**YOUR TASK:** Your reply should be the whole listing, copied exactly, with the pictures left out.

**MATERIALS PROVIDED:**
%%

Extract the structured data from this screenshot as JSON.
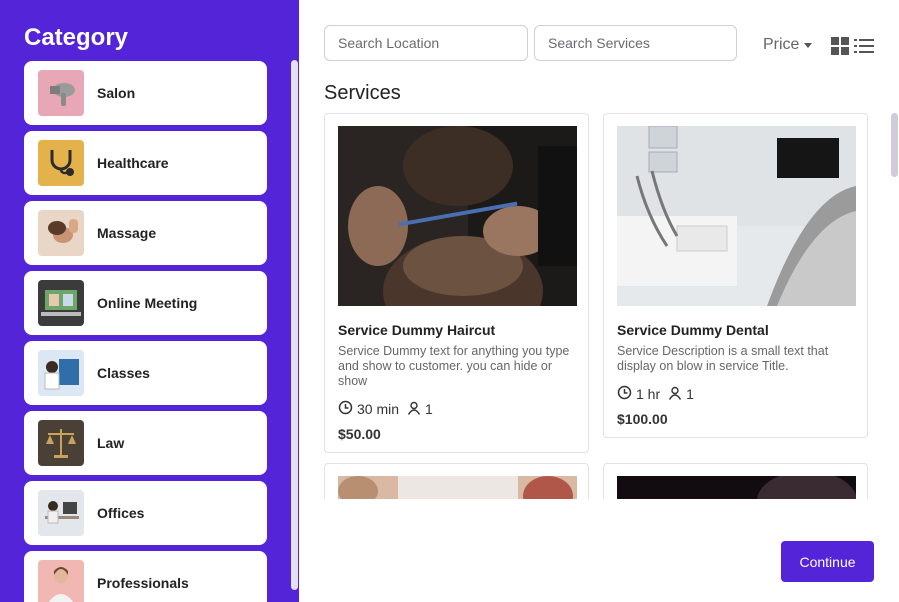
{
  "sidebar": {
    "title": "Category",
    "items": [
      {
        "label": "Salon",
        "icon": "hair-dryer-icon",
        "color": "#e8a7b6"
      },
      {
        "label": "Healthcare",
        "icon": "stethoscope-icon",
        "color": "#e3b24a"
      },
      {
        "label": "Massage",
        "icon": "massage-icon",
        "color": "#e9d6c6"
      },
      {
        "label": "Online Meeting",
        "icon": "laptop-meeting-icon",
        "color": "#3b3b3b"
      },
      {
        "label": "Classes",
        "icon": "classroom-icon",
        "color": "#8fb4d9"
      },
      {
        "label": "Law",
        "icon": "scales-icon",
        "color": "#6b5a3c"
      },
      {
        "label": "Offices",
        "icon": "office-icon",
        "color": "#d9dde3"
      },
      {
        "label": "Professionals",
        "icon": "professional-person-icon",
        "color": "#f1b7b2"
      }
    ]
  },
  "search": {
    "location_placeholder": "Search Location",
    "services_placeholder": "Search Services"
  },
  "toolbar": {
    "price_label": "Price",
    "grid_view_icon": "grid-view-icon",
    "list_view_icon": "list-view-icon"
  },
  "main": {
    "section_title": "Services",
    "cards": [
      {
        "title": "Service Dummy Haircut",
        "description": "Service Dummy text for anything you type and show to customer. you can hide or show",
        "duration": "30 min",
        "capacity": "1",
        "price": "$50.00"
      },
      {
        "title": "Service Dummy Dental",
        "description": "Service Description is a small text that display on blow in service Title.",
        "duration": "1 hr",
        "capacity": "1",
        "price": "$100.00"
      }
    ]
  },
  "footer": {
    "continue_label": "Continue"
  },
  "colors": {
    "accent": "#5324d8",
    "sidebar_bg": "#5324d8"
  }
}
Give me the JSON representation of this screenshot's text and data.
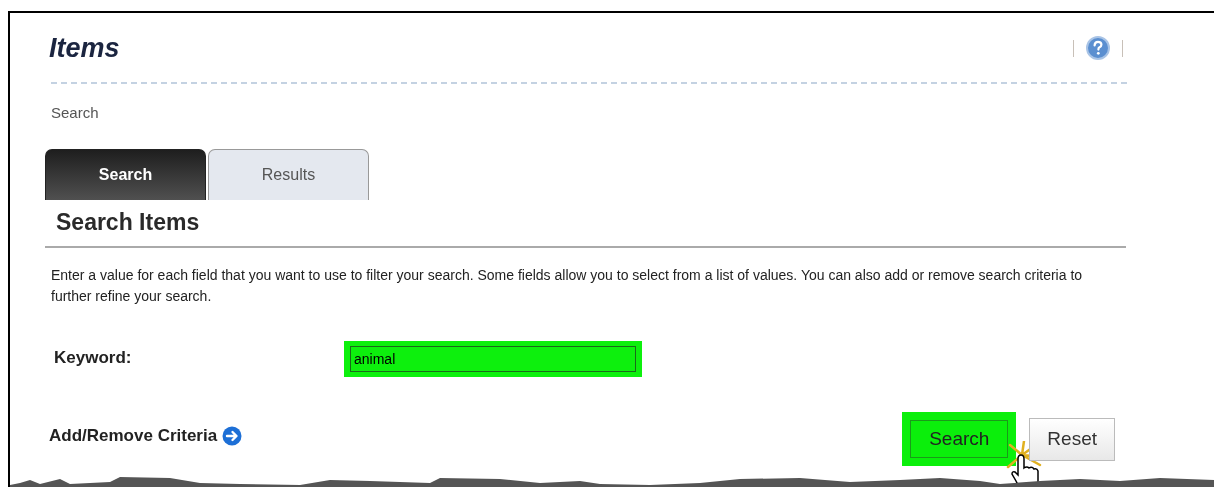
{
  "page": {
    "title": "Items",
    "breadcrumb": "Search"
  },
  "tabs": [
    {
      "label": "Search",
      "selected": true
    },
    {
      "label": "Results",
      "selected": false
    }
  ],
  "section": {
    "title": "Search Items",
    "description": "Enter a value for each field that you want to use to filter your search. Some fields allow you to select from a list of values. You can also add or remove search criteria to further refine your search."
  },
  "fields": [
    {
      "label": "Keyword:",
      "value": "animal",
      "highlighted": true
    }
  ],
  "criteria_link": "Add/Remove Criteria",
  "buttons": [
    {
      "label": "Search",
      "highlighted": true,
      "clicked": true
    },
    {
      "label": "Reset",
      "highlighted": false,
      "clicked": false
    }
  ]
}
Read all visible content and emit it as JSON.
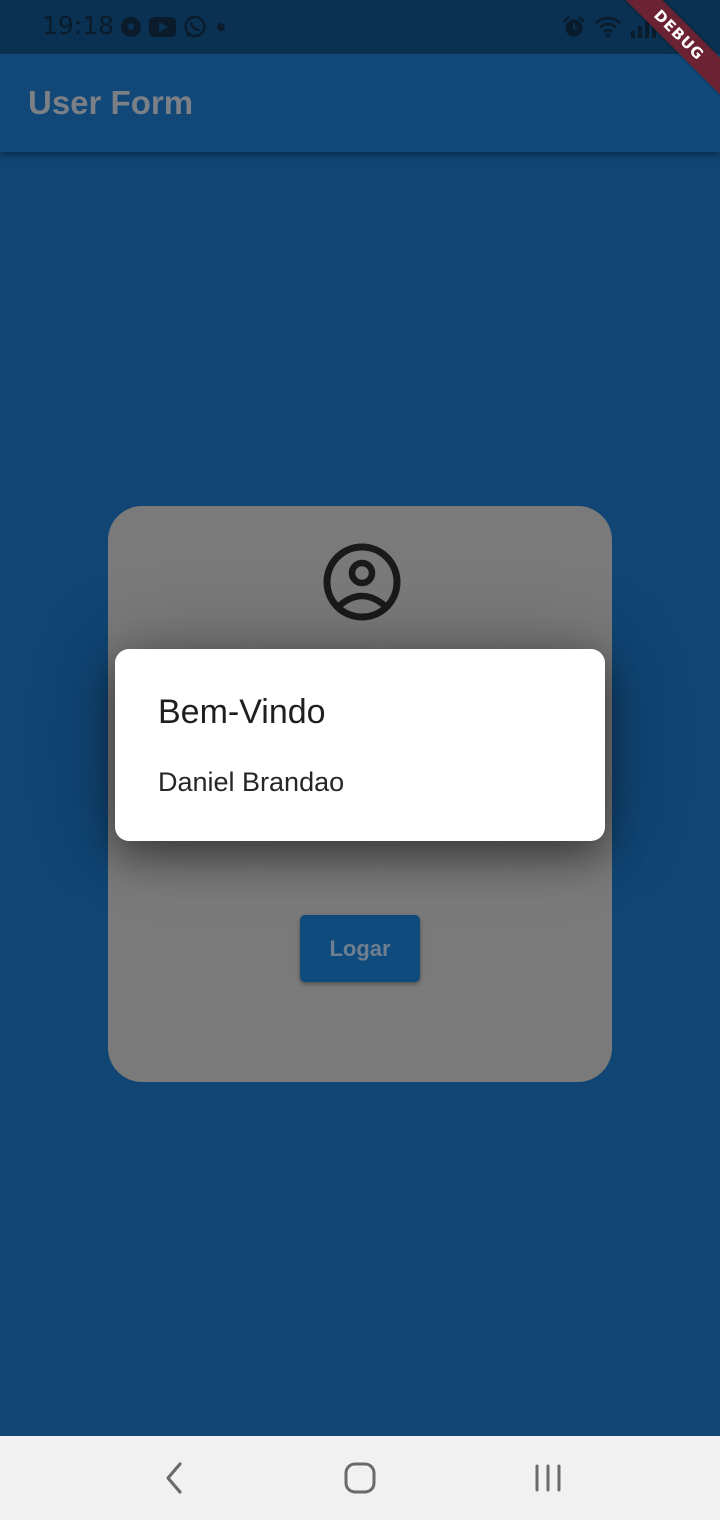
{
  "status_bar": {
    "time": "19:18",
    "left_icons": [
      "soccer-ball-icon",
      "youtube-icon",
      "whatsapp-icon",
      "dot-icon"
    ],
    "right_icons": [
      "alarm-icon",
      "wifi-icon",
      "signal-icon"
    ]
  },
  "app_bar": {
    "title": "User Form"
  },
  "debug_banner": {
    "label": "DEBUG"
  },
  "card": {
    "icon": "account-circle-icon",
    "button_label": "Logar"
  },
  "dialog": {
    "title": "Bem-Vindo",
    "content": "Daniel Brandao"
  },
  "nav_bar": {
    "buttons": [
      "back-icon",
      "home-icon",
      "recent-apps-icon"
    ]
  },
  "colors": {
    "background": "#104574",
    "status_bar": "#0b3152",
    "app_bar": "#114878",
    "card": "#7a7a7a",
    "dialog": "#ffffff",
    "debug_banner": "#6b2233",
    "nav_bar": "#f1f1f1"
  }
}
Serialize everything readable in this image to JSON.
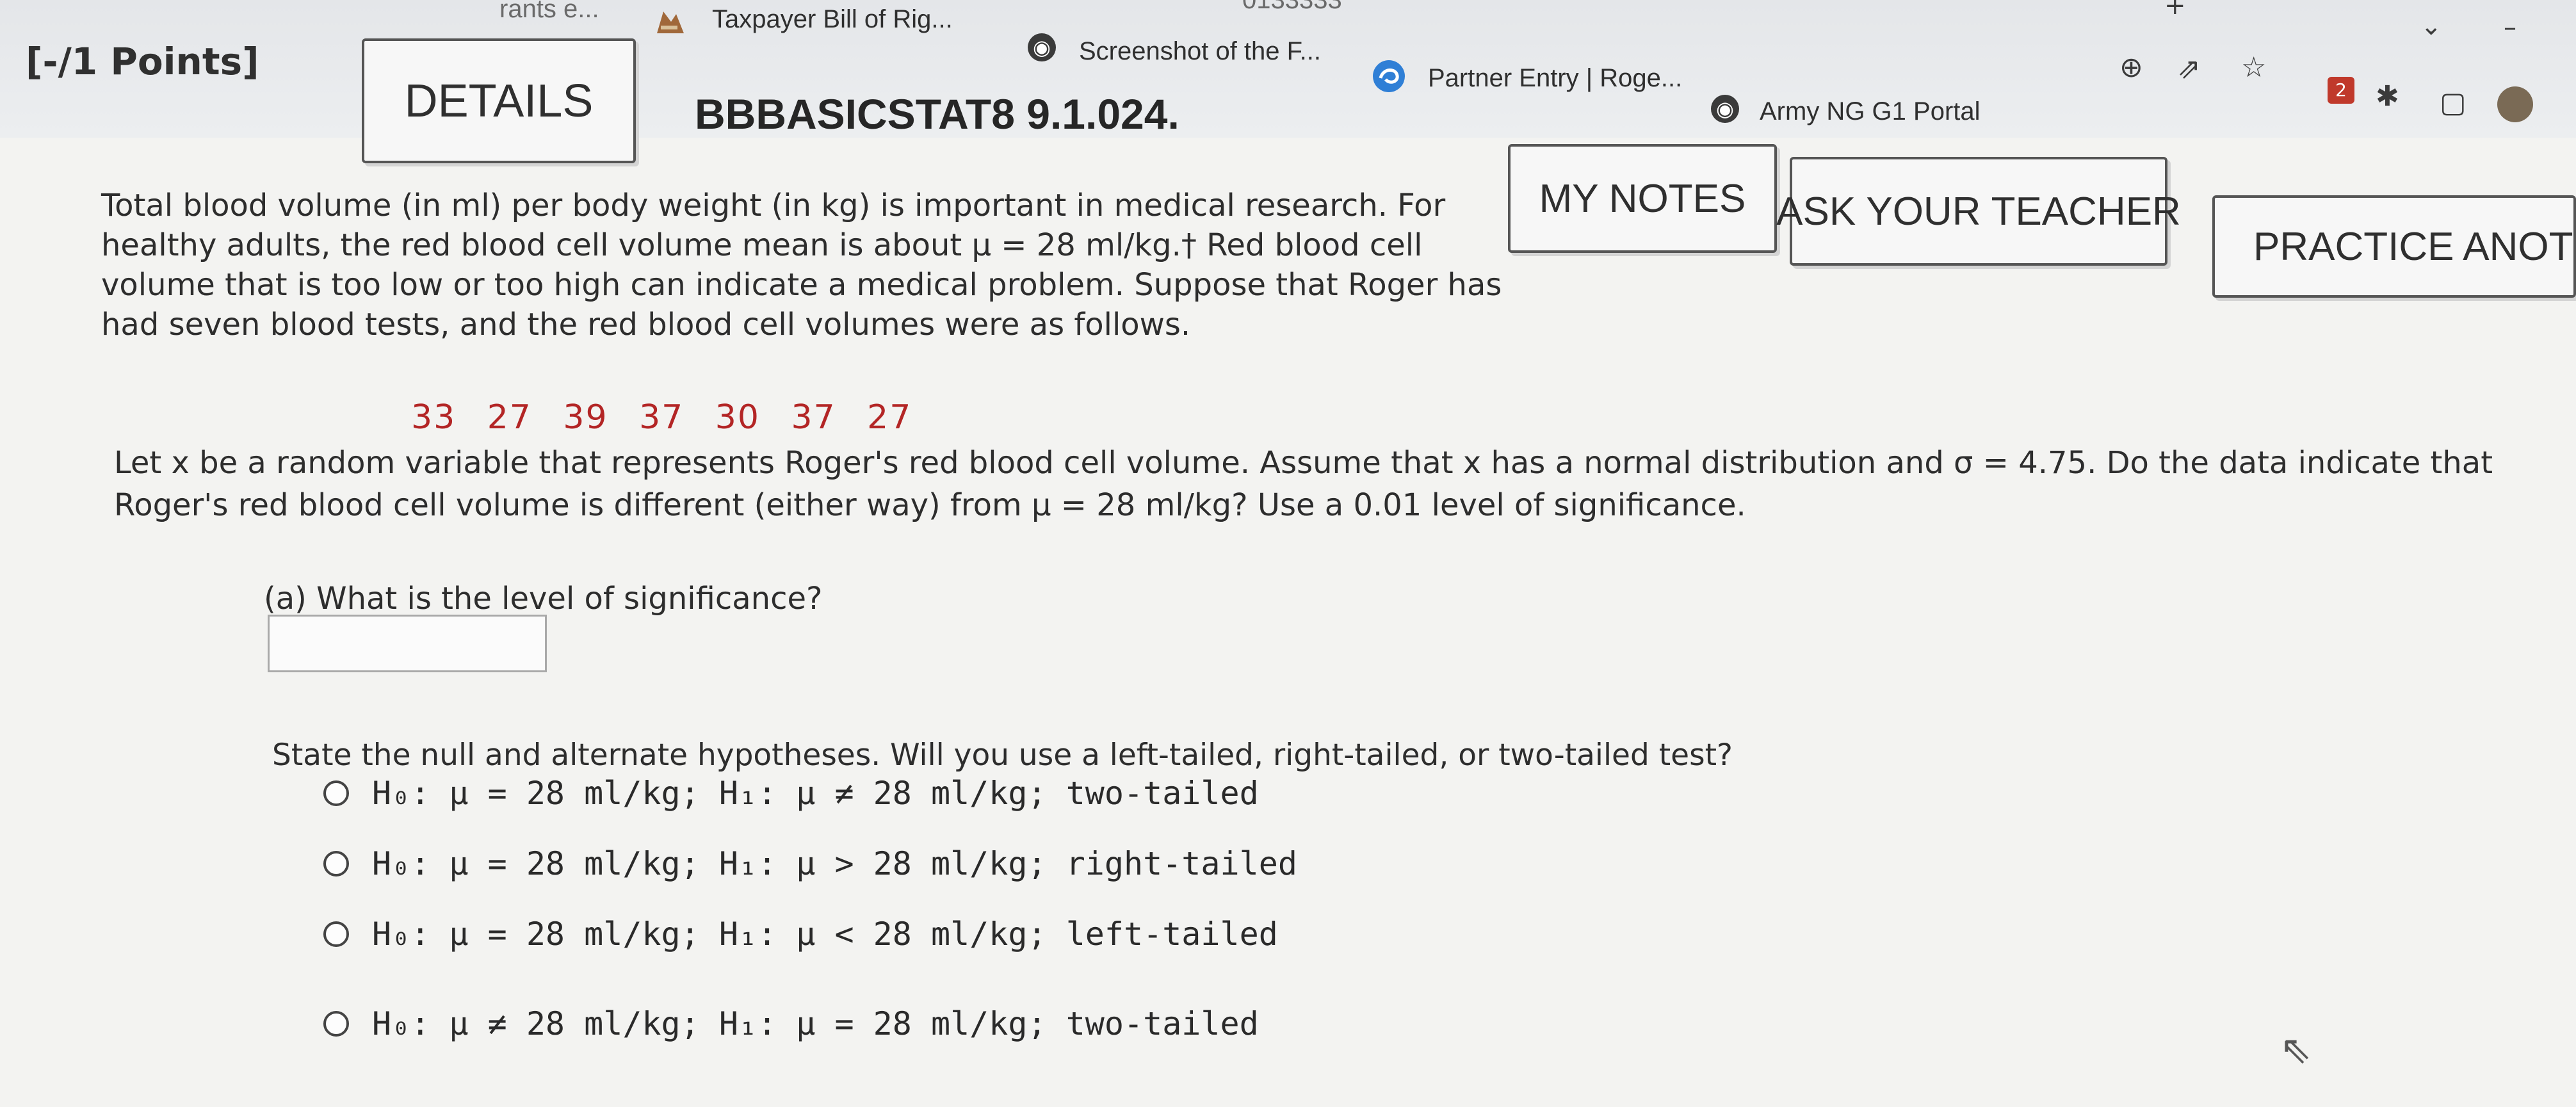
{
  "browser": {
    "bookmarks": [
      {
        "label": "Taxpayer Bill of Rig...",
        "icon": "document-icon"
      },
      {
        "label": "Screenshot of the F...",
        "icon": "globe-icon"
      },
      {
        "label": "Partner Entry | Roge...",
        "icon": "swirl-icon"
      },
      {
        "label": "Army NG G1 Portal",
        "icon": "globe-icon"
      }
    ],
    "partial_bookmark": "rants e...",
    "partial_tab_text": "0133333",
    "extension_badge": "2"
  },
  "header": {
    "points": "[-/1 Points]",
    "details_label": "DETAILS",
    "question_id": "BBBASICSTAT8 9.1.024.",
    "my_notes_label": "MY NOTES",
    "ask_teacher_label": "ASK YOUR TEACHER",
    "practice_label": "PRACTICE ANOTHER"
  },
  "problem": {
    "intro": "Total blood volume (in ml) per body weight (in kg) is important in medical research. For healthy adults, the red blood cell volume mean is about μ = 28 ml/kg.† Red blood cell volume that is too low or too high can indicate a medical problem. Suppose that Roger has had seven blood tests, and the red blood cell volumes were as follows.",
    "data_values": "33   27   39   37   30   37   27",
    "setup": "Let x be a random variable that represents Roger's red blood cell volume. Assume that x has a normal distribution and σ = 4.75. Do the data indicate that Roger's red blood cell volume is different (either way) from μ = 28 ml/kg? Use a 0.01 level of significance.",
    "part_a": "(a) What is the level of significance?",
    "answer_value": "",
    "hypotheses_prompt": "State the null and alternate hypotheses. Will you use a left-tailed, right-tailed, or two-tailed test?",
    "options": [
      "H₀: μ = 28 ml/kg; H₁: μ ≠ 28 ml/kg; two-tailed",
      "H₀: μ = 28 ml/kg; H₁: μ > 28 ml/kg; right-tailed",
      "H₀: μ = 28 ml/kg; H₁: μ < 28 ml/kg; left-tailed",
      "H₀: μ ≠ 28 ml/kg; H₁: μ = 28 ml/kg; two-tailed"
    ]
  },
  "colors": {
    "data_values": "#b32525",
    "button_border": "#555555",
    "page_background": "#f3f3f1"
  }
}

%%

**EXERCISE OUTPUT:**
Extract the structured data from this screenshot as JSON.
{
  "sidebar": {
    "title": "Category",
    "items": [
      {
        "label": "Salon",
        "icon": "hair-dryer-icon",
        "color": "#e8a7b6"
      },
      {
        "label": "Healthcare",
        "icon": "stethoscope-icon",
        "color": "#e3b24a"
      },
      {
        "label": "Massage",
        "icon": "massage-icon",
        "color": "#e9d6c6"
      },
      {
        "label": "Online Meeting",
        "icon": "laptop-meeting-icon",
        "color": "#3b3b3b"
      },
      {
        "label": "Classes",
        "icon": "classroom-icon",
        "color": "#8fb4d9"
      },
      {
        "label": "Law",
        "icon": "scales-icon",
        "color": "#6b5a3c"
      },
      {
        "label": "Offices",
        "icon": "office-icon",
        "color": "#d9dde3"
      },
      {
        "label": "Professionals",
        "icon": "professional-person-icon",
        "color": "#f1b7b2"
      }
    ]
  },
  "search": {
    "location_placeholder": "Search Location",
    "services_placeholder": "Search Services"
  },
  "toolbar": {
    "price_label": "Price",
    "grid_view_icon": "grid-view-icon",
    "list_view_icon": "list-view-icon"
  },
  "main": {
    "section_title": "Services",
    "cards": [
      {
        "title": "Service Dummy Haircut",
        "description": "Service Dummy text for anything you type and show to customer. you can hide or show",
        "duration": "30 min",
        "capacity": "1",
        "price": "$50.00"
      },
      {
        "title": "Service Dummy Dental",
        "description": "Service Description is a small text that display on blow in service Title.",
        "duration": "1 hr",
        "capacity": "1",
        "price": "$100.00"
      }
    ]
  },
  "footer": {
    "continue_label": "Continue"
  },
  "colors": {
    "accent": "#5324d8",
    "sidebar_bg": "#5324d8"
  }
}
Give me the JSON representation of this screenshot's text and data.
{
  "page": {
    "title": "Items",
    "breadcrumb": "Search"
  },
  "tabs": [
    {
      "label": "Search",
      "selected": true
    },
    {
      "label": "Results",
      "selected": false
    }
  ],
  "section": {
    "title": "Search Items",
    "description": "Enter a value for each field that you want to use to filter your search. Some fields allow you to select from a list of values. You can also add or remove search criteria to further refine your search."
  },
  "fields": [
    {
      "label": "Keyword:",
      "value": "animal",
      "highlighted": true
    }
  ],
  "criteria_link": "Add/Remove Criteria",
  "buttons": [
    {
      "label": "Search",
      "highlighted": true,
      "clicked": true
    },
    {
      "label": "Reset",
      "highlighted": false,
      "clicked": false
    }
  ]
}
Read all visible content and emit it as JSON.
{
  "status_bar": {
    "time": "19:18",
    "left_icons": [
      "soccer-ball-icon",
      "youtube-icon",
      "whatsapp-icon",
      "dot-icon"
    ],
    "right_icons": [
      "alarm-icon",
      "wifi-icon",
      "signal-icon"
    ]
  },
  "app_bar": {
    "title": "User Form"
  },
  "debug_banner": {
    "label": "DEBUG"
  },
  "card": {
    "icon": "account-circle-icon",
    "button_label": "Logar"
  },
  "dialog": {
    "title": "Bem-Vindo",
    "content": "Daniel Brandao"
  },
  "nav_bar": {
    "buttons": [
      "back-icon",
      "home-icon",
      "recent-apps-icon"
    ]
  },
  "colors": {
    "background": "#104574",
    "status_bar": "#0b3152",
    "app_bar": "#114878",
    "card": "#7a7a7a",
    "dialog": "#ffffff",
    "debug_banner": "#6b2233",
    "nav_bar": "#f1f1f1"
  }
}
Serialize everything readable in this image to JSON.
{
  "browser": {
    "bookmarks": [
      {
        "label": "Taxpayer Bill of Rig...",
        "icon": "document-icon"
      },
      {
        "label": "Screenshot of the F...",
        "icon": "globe-icon"
      },
      {
        "label": "Partner Entry | Roge...",
        "icon": "swirl-icon"
      },
      {
        "label": "Army NG G1 Portal",
        "icon": "globe-icon"
      }
    ],
    "partial_bookmark": "rants e...",
    "partial_tab_text": "0133333",
    "extension_badge": "2"
  },
  "header": {
    "points": "[-/1 Points]",
    "details_label": "DETAILS",
    "question_id": "BBBASICSTAT8 9.1.024.",
    "my_notes_label": "MY NOTES",
    "ask_teacher_label": "ASK YOUR TEACHER",
    "practice_label": "PRACTICE ANOTHER"
  },
  "problem": {
    "intro": "Total blood volume (in ml) per body weight (in kg) is important in medical research. For healthy adults, the red blood cell volume mean is about μ = 28 ml/kg.† Red blood cell volume that is too low or too high can indicate a medical problem. Suppose that Roger has had seven blood tests, and the red blood cell volumes were as follows.",
    "data_values": "33   27   39   37   30   37   27",
    "setup": "Let x be a random variable that represents Roger's red blood cell volume. Assume that x has a normal distribution and σ = 4.75. Do the data indicate that Roger's red blood cell volume is different (either way) from μ = 28 ml/kg? Use a 0.01 level of significance.",
    "part_a": "(a) What is the level of significance?",
    "answer_value": "",
    "hypotheses_prompt": "State the null and alternate hypotheses. Will you use a left-tailed, right-tailed, or two-tailed test?",
    "options": [
      "H₀: μ = 28 ml/kg; H₁: μ ≠ 28 ml/kg; two-tailed",
      "H₀: μ = 28 ml/kg; H₁: μ > 28 ml/kg; right-tailed",
      "H₀: μ = 28 ml/kg; H₁: μ < 28 ml/kg; left-tailed",
      "H₀: μ ≠ 28 ml/kg; H₁: μ = 28 ml/kg; two-tailed"
    ]
  },
  "colors": {
    "data_values": "#b32525",
    "button_border": "#555555",
    "page_background": "#f3f3f1"
  }
}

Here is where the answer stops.